Bill Russell became the NBA’s first black head coach in 1966, 23 years before Art Shell became the NFL’s first head coach in the modern era.
This season, there are 14 black NBA coaches – nearly half the league. Including Miami’s Erik Spoelstra and Charlotte’s James Borrego, more than half of the NBA’s coaches are minorities, and now, there is just one Black coach and two minority head coaches in the NFL.
That doesn’t mean the NBA hasn’t had its issues with minority hires for the top coaching position. At the start of the 2020-21 season, there were just seven Black head coaches, down from a league-record 14 in the 2012-13 season. National Basketball Players Association executive director Michele Roberts said at the time that it was “disgraceful.”
But progress isn’t a straight line, as frustrating as that is. Before the start of this season, seven of eight head coaching jobs were awarded to Black coaches, including five first-time coaches.
The NBA did it without a Rooney Rule, an NFL edict adopted in 2003 where teams are required to interview diverse candidates.
The NBA has resisted such a rule with Commissioner Adam Silver telling reporters at the 2020 Finals, “We’ve looked at what might be an equivalent to a Rooney type rule in the NBA, and I’m not sure it makes sense.”
The NBA didn’t want a situation that former Miami Dolphins coach Brian Flores alleges – that teams conduct sham interviews with a minority just to check and box and say it was done with no intention of hiring that person.
“The answer is ultimately yes to ‘should the teams be able to hire who they want,’” Silver said in September of 2020. “I don’t see a way to operate a league where the league office, the commissioner is dictating to a team who they should or shouldn’t hire or who she should or shouldn’t fire, frankly.
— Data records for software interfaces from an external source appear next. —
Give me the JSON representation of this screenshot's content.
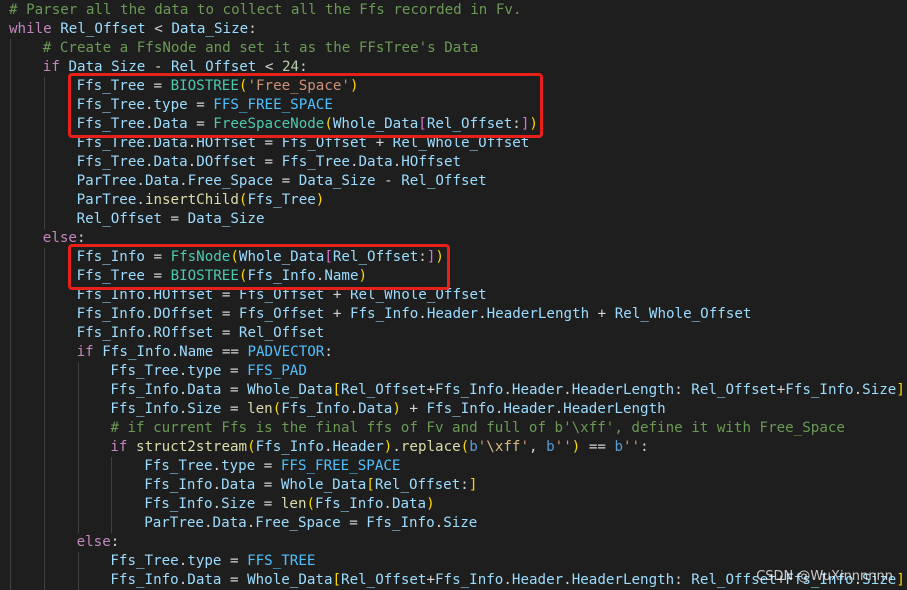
{
  "watermark": "CSDN @WuXinnnnnn",
  "colors": {
    "background": "#1e1e1e",
    "highlight_box": "#e8201a"
  },
  "lines": [
    {
      "indent": 0,
      "tokens": [
        [
          "cmt",
          "# Parser all the data to collect all the Ffs recorded in Fv."
        ]
      ]
    },
    {
      "indent": 0,
      "tokens": [
        [
          "ctl",
          "while"
        ],
        [
          "op",
          " "
        ],
        [
          "var",
          "Rel_Offset"
        ],
        [
          "op",
          " < "
        ],
        [
          "var",
          "Data_Size"
        ],
        [
          "op",
          ":"
        ]
      ]
    },
    {
      "indent": 1,
      "tokens": [
        [
          "cmt",
          "# Create a FfsNode and set it as the FFsTree's Data"
        ]
      ]
    },
    {
      "indent": 1,
      "tokens": [
        [
          "ctl",
          "if"
        ],
        [
          "op",
          " "
        ],
        [
          "var",
          "Data_Size"
        ],
        [
          "op",
          " - "
        ],
        [
          "var",
          "Rel_Offset"
        ],
        [
          "op",
          " < "
        ],
        [
          "num",
          "24"
        ],
        [
          "op",
          ":"
        ]
      ]
    },
    {
      "indent": 2,
      "tokens": [
        [
          "var",
          "Ffs_Tree"
        ],
        [
          "op",
          " = "
        ],
        [
          "cls",
          "BIOSTREE"
        ],
        [
          "br1",
          "("
        ],
        [
          "str",
          "'Free_Space'"
        ],
        [
          "br1",
          ")"
        ]
      ]
    },
    {
      "indent": 2,
      "tokens": [
        [
          "var",
          "Ffs_Tree"
        ],
        [
          "op",
          "."
        ],
        [
          "var",
          "type"
        ],
        [
          "op",
          " = "
        ],
        [
          "const",
          "FFS_FREE_SPACE"
        ]
      ]
    },
    {
      "indent": 2,
      "tokens": [
        [
          "var",
          "Ffs_Tree"
        ],
        [
          "op",
          "."
        ],
        [
          "var",
          "Data"
        ],
        [
          "op",
          " = "
        ],
        [
          "cls",
          "FreeSpaceNode"
        ],
        [
          "br1",
          "("
        ],
        [
          "var",
          "Whole_Data"
        ],
        [
          "br2",
          "["
        ],
        [
          "var",
          "Rel_Offset"
        ],
        [
          "op",
          ":"
        ],
        [
          "br2",
          "]"
        ],
        [
          "br1",
          ")"
        ]
      ]
    },
    {
      "indent": 2,
      "tokens": [
        [
          "var",
          "Ffs_Tree"
        ],
        [
          "op",
          "."
        ],
        [
          "var",
          "Data"
        ],
        [
          "op",
          "."
        ],
        [
          "var",
          "HOffset"
        ],
        [
          "op",
          " = "
        ],
        [
          "var",
          "Ffs_Offset"
        ],
        [
          "op",
          " + "
        ],
        [
          "var",
          "Rel_Whole_Offset"
        ]
      ]
    },
    {
      "indent": 2,
      "tokens": [
        [
          "var",
          "Ffs_Tree"
        ],
        [
          "op",
          "."
        ],
        [
          "var",
          "Data"
        ],
        [
          "op",
          "."
        ],
        [
          "var",
          "DOffset"
        ],
        [
          "op",
          " = "
        ],
        [
          "var",
          "Ffs_Tree"
        ],
        [
          "op",
          "."
        ],
        [
          "var",
          "Data"
        ],
        [
          "op",
          "."
        ],
        [
          "var",
          "HOffset"
        ]
      ]
    },
    {
      "indent": 2,
      "tokens": [
        [
          "var",
          "ParTree"
        ],
        [
          "op",
          "."
        ],
        [
          "var",
          "Data"
        ],
        [
          "op",
          "."
        ],
        [
          "var",
          "Free_Space"
        ],
        [
          "op",
          " = "
        ],
        [
          "var",
          "Data_Size"
        ],
        [
          "op",
          " - "
        ],
        [
          "var",
          "Rel_Offset"
        ]
      ]
    },
    {
      "indent": 2,
      "tokens": [
        [
          "var",
          "ParTree"
        ],
        [
          "op",
          "."
        ],
        [
          "fn",
          "insertChild"
        ],
        [
          "br1",
          "("
        ],
        [
          "var",
          "Ffs_Tree"
        ],
        [
          "br1",
          ")"
        ]
      ]
    },
    {
      "indent": 2,
      "tokens": [
        [
          "var",
          "Rel_Offset"
        ],
        [
          "op",
          " = "
        ],
        [
          "var",
          "Data_Size"
        ]
      ]
    },
    {
      "indent": 1,
      "tokens": [
        [
          "ctl",
          "else"
        ],
        [
          "op",
          ":"
        ]
      ]
    },
    {
      "indent": 2,
      "tokens": [
        [
          "var",
          "Ffs_Info"
        ],
        [
          "op",
          " = "
        ],
        [
          "cls",
          "FfsNode"
        ],
        [
          "br1",
          "("
        ],
        [
          "var",
          "Whole_Data"
        ],
        [
          "br2",
          "["
        ],
        [
          "var",
          "Rel_Offset"
        ],
        [
          "op",
          ":"
        ],
        [
          "br2",
          "]"
        ],
        [
          "br1",
          ")"
        ]
      ]
    },
    {
      "indent": 2,
      "tokens": [
        [
          "var",
          "Ffs_Tree"
        ],
        [
          "op",
          " = "
        ],
        [
          "cls",
          "BIOSTREE"
        ],
        [
          "br1",
          "("
        ],
        [
          "var",
          "Ffs_Info"
        ],
        [
          "op",
          "."
        ],
        [
          "var",
          "Name"
        ],
        [
          "br1",
          ")"
        ]
      ]
    },
    {
      "indent": 2,
      "tokens": [
        [
          "var",
          "Ffs_Info"
        ],
        [
          "op",
          "."
        ],
        [
          "var",
          "HOffset"
        ],
        [
          "op",
          " = "
        ],
        [
          "var",
          "Ffs_Offset"
        ],
        [
          "op",
          " + "
        ],
        [
          "var",
          "Rel_Whole_Offset"
        ]
      ]
    },
    {
      "indent": 2,
      "tokens": [
        [
          "var",
          "Ffs_Info"
        ],
        [
          "op",
          "."
        ],
        [
          "var",
          "DOffset"
        ],
        [
          "op",
          " = "
        ],
        [
          "var",
          "Ffs_Offset"
        ],
        [
          "op",
          " + "
        ],
        [
          "var",
          "Ffs_Info"
        ],
        [
          "op",
          "."
        ],
        [
          "var",
          "Header"
        ],
        [
          "op",
          "."
        ],
        [
          "var",
          "HeaderLength"
        ],
        [
          "op",
          " + "
        ],
        [
          "var",
          "Rel_Whole_Offset"
        ]
      ]
    },
    {
      "indent": 2,
      "tokens": [
        [
          "var",
          "Ffs_Info"
        ],
        [
          "op",
          "."
        ],
        [
          "var",
          "ROffset"
        ],
        [
          "op",
          " = "
        ],
        [
          "var",
          "Rel_Offset"
        ]
      ]
    },
    {
      "indent": 2,
      "tokens": [
        [
          "ctl",
          "if"
        ],
        [
          "op",
          " "
        ],
        [
          "var",
          "Ffs_Info"
        ],
        [
          "op",
          "."
        ],
        [
          "var",
          "Name"
        ],
        [
          "op",
          " == "
        ],
        [
          "const",
          "PADVECTOR"
        ],
        [
          "op",
          ":"
        ]
      ]
    },
    {
      "indent": 3,
      "tokens": [
        [
          "var",
          "Ffs_Tree"
        ],
        [
          "op",
          "."
        ],
        [
          "var",
          "type"
        ],
        [
          "op",
          " = "
        ],
        [
          "const",
          "FFS_PAD"
        ]
      ]
    },
    {
      "indent": 3,
      "tokens": [
        [
          "var",
          "Ffs_Info"
        ],
        [
          "op",
          "."
        ],
        [
          "var",
          "Data"
        ],
        [
          "op",
          " = "
        ],
        [
          "var",
          "Whole_Data"
        ],
        [
          "br1",
          "["
        ],
        [
          "var",
          "Rel_Offset"
        ],
        [
          "op",
          "+"
        ],
        [
          "var",
          "Ffs_Info"
        ],
        [
          "op",
          "."
        ],
        [
          "var",
          "Header"
        ],
        [
          "op",
          "."
        ],
        [
          "var",
          "HeaderLength"
        ],
        [
          "op",
          ": "
        ],
        [
          "var",
          "Rel_Offset"
        ],
        [
          "op",
          "+"
        ],
        [
          "var",
          "Ffs_Info"
        ],
        [
          "op",
          "."
        ],
        [
          "var",
          "Size"
        ],
        [
          "br1",
          "]"
        ]
      ]
    },
    {
      "indent": 3,
      "tokens": [
        [
          "var",
          "Ffs_Info"
        ],
        [
          "op",
          "."
        ],
        [
          "var",
          "Size"
        ],
        [
          "op",
          " = "
        ],
        [
          "fn",
          "len"
        ],
        [
          "br1",
          "("
        ],
        [
          "var",
          "Ffs_Info"
        ],
        [
          "op",
          "."
        ],
        [
          "var",
          "Data"
        ],
        [
          "br1",
          ")"
        ],
        [
          "op",
          " + "
        ],
        [
          "var",
          "Ffs_Info"
        ],
        [
          "op",
          "."
        ],
        [
          "var",
          "Header"
        ],
        [
          "op",
          "."
        ],
        [
          "var",
          "HeaderLength"
        ]
      ]
    },
    {
      "indent": 3,
      "tokens": [
        [
          "cmt",
          "# if current Ffs is the final ffs of Fv and full of b'\\xff', define it with Free_Space"
        ]
      ]
    },
    {
      "indent": 3,
      "tokens": [
        [
          "ctl",
          "if"
        ],
        [
          "op",
          " "
        ],
        [
          "fn",
          "struct2stream"
        ],
        [
          "br1",
          "("
        ],
        [
          "var",
          "Ffs_Info"
        ],
        [
          "op",
          "."
        ],
        [
          "var",
          "Header"
        ],
        [
          "br1",
          ")"
        ],
        [
          "op",
          "."
        ],
        [
          "fn",
          "replace"
        ],
        [
          "br1",
          "("
        ],
        [
          "kw",
          "b"
        ],
        [
          "str",
          "'"
        ],
        [
          "esc",
          "\\xff"
        ],
        [
          "str",
          "'"
        ],
        [
          "op",
          ", "
        ],
        [
          "kw",
          "b"
        ],
        [
          "str",
          "''"
        ],
        [
          "br1",
          ")"
        ],
        [
          "op",
          " == "
        ],
        [
          "kw",
          "b"
        ],
        [
          "str",
          "''"
        ],
        [
          "op",
          ":"
        ]
      ]
    },
    {
      "indent": 4,
      "tokens": [
        [
          "var",
          "Ffs_Tree"
        ],
        [
          "op",
          "."
        ],
        [
          "var",
          "type"
        ],
        [
          "op",
          " = "
        ],
        [
          "const",
          "FFS_FREE_SPACE"
        ]
      ]
    },
    {
      "indent": 4,
      "tokens": [
        [
          "var",
          "Ffs_Info"
        ],
        [
          "op",
          "."
        ],
        [
          "var",
          "Data"
        ],
        [
          "op",
          " = "
        ],
        [
          "var",
          "Whole_Data"
        ],
        [
          "br1",
          "["
        ],
        [
          "var",
          "Rel_Offset"
        ],
        [
          "op",
          ":"
        ],
        [
          "br1",
          "]"
        ]
      ]
    },
    {
      "indent": 4,
      "tokens": [
        [
          "var",
          "Ffs_Info"
        ],
        [
          "op",
          "."
        ],
        [
          "var",
          "Size"
        ],
        [
          "op",
          " = "
        ],
        [
          "fn",
          "len"
        ],
        [
          "br1",
          "("
        ],
        [
          "var",
          "Ffs_Info"
        ],
        [
          "op",
          "."
        ],
        [
          "var",
          "Data"
        ],
        [
          "br1",
          ")"
        ]
      ]
    },
    {
      "indent": 4,
      "tokens": [
        [
          "var",
          "ParTree"
        ],
        [
          "op",
          "."
        ],
        [
          "var",
          "Data"
        ],
        [
          "op",
          "."
        ],
        [
          "var",
          "Free_Space"
        ],
        [
          "op",
          " = "
        ],
        [
          "var",
          "Ffs_Info"
        ],
        [
          "op",
          "."
        ],
        [
          "var",
          "Size"
        ]
      ]
    },
    {
      "indent": 2,
      "tokens": [
        [
          "ctl",
          "else"
        ],
        [
          "op",
          ":"
        ]
      ]
    },
    {
      "indent": 3,
      "tokens": [
        [
          "var",
          "Ffs_Tree"
        ],
        [
          "op",
          "."
        ],
        [
          "var",
          "type"
        ],
        [
          "op",
          " = "
        ],
        [
          "const",
          "FFS_TREE"
        ]
      ]
    },
    {
      "indent": 3,
      "tokens": [
        [
          "var",
          "Ffs_Info"
        ],
        [
          "op",
          "."
        ],
        [
          "var",
          "Data"
        ],
        [
          "op",
          " = "
        ],
        [
          "var",
          "Whole_Data"
        ],
        [
          "br1",
          "["
        ],
        [
          "var",
          "Rel_Offset"
        ],
        [
          "op",
          "+"
        ],
        [
          "var",
          "Ffs_Info"
        ],
        [
          "op",
          "."
        ],
        [
          "var",
          "Header"
        ],
        [
          "op",
          "."
        ],
        [
          "var",
          "HeaderLength"
        ],
        [
          "op",
          ": "
        ],
        [
          "var",
          "Rel_Offset"
        ],
        [
          "op",
          "+"
        ],
        [
          "var",
          "Ffs_Info"
        ],
        [
          "op",
          "."
        ],
        [
          "var",
          "Size"
        ],
        [
          "br1",
          "]"
        ]
      ]
    }
  ],
  "highlighted_ranges": [
    {
      "from_line": 5,
      "to_line": 7
    },
    {
      "from_line": 14,
      "to_line": 15
    }
  ]
}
That’s the other side of the coin. Having said that, I know we can do better.”
The NBA did better last offseason. Seven black coaches were hired to fill eight vacancies. Previous head coach Jason Kidd (Dallas) and Nate McMillan (Atlanta) had previous head coaching experience, and Jamahl Mosley (Orlando), Willie Green (New Orleans), Ime Udoka (Boston), Chauncey Billups (Portland) and Wes Unseld Jr. (Washington) had not been head coaches.
“Obviously we have seen positive developments there in terms of the number of vacancies that are being filled,” Silver said at the 2021 Finals. “I will say that not unlike a lot of organizations that are dealing with diversity issues, this is something that requires daily attention. So again, positive movement in that direction, but we’re not going to rest on our laurels there.
“Back to the point about data, it’s something that’s a regular part of our team meetings, of our Board of Governors meetings now. Not just in the coaching ranks but across the league and making sure teams are focused on it, and that we’re also working collectively to develop pools of future general managers, like (Phoenix’s) James Jones, and future great coaches, like Monty (Williams, the Suns coach). So that’s part of the work that we have to do.”
Billups said on Wednesday the NBA is light years ahead of any other league.
“I’m really proud of it, and I think a lot of it has to do with our players and our union,” Billups told reporters. “They’ve been pretty aggressive about what needs to happen.”
Billups strikes on two important points. The NBA with the National Basketball Coaches Association have created the NBA Coaches Equality Initiative “to identify and develop top coaching talent, with the goals of growing the number of highly skilled coaches in the NBA and ensuring a level playing field for the development and advancement of all qualified coaching candidates.”
The initiative includes workshops, learning and curriculum highlighting head coach competencies, skill development and executive coaching, networking opportunities, and a database provides teams and executives with a “comprehensive online resource featuring information on qualified coaching candidates that provides team decision-makers access to accurate information in a single location.”
In the NBA, players have powerful agency. When LeBron James, Chris Paul and others talk about the importance of Black coaches, it matters. With guaranteed contracts and such impact on their team’s success, they are not in fear of retribution for speaking out on the topic. The league and its teams listen. It may not always have an immediate impact but the voices don’t go unheard.
The NBA isn’t perfect. Billups pointed out more can be done in NBA front offices where six Black executives have final say on basketball operations matters.
“Our next level is continuing here in this position and also in front offices,” he said. “We need more minorities in front offices. You have to start somewhere and you have to continue to get better. But right now – in the league right now – we got to be better there (in front offices).”
Follow Jeff Zillgitt on Twitter @JeffZillgitt.
This article originally appeared on USA TODAY: NBA hasn’t needed a Rooney Rule to improve minority coaching hires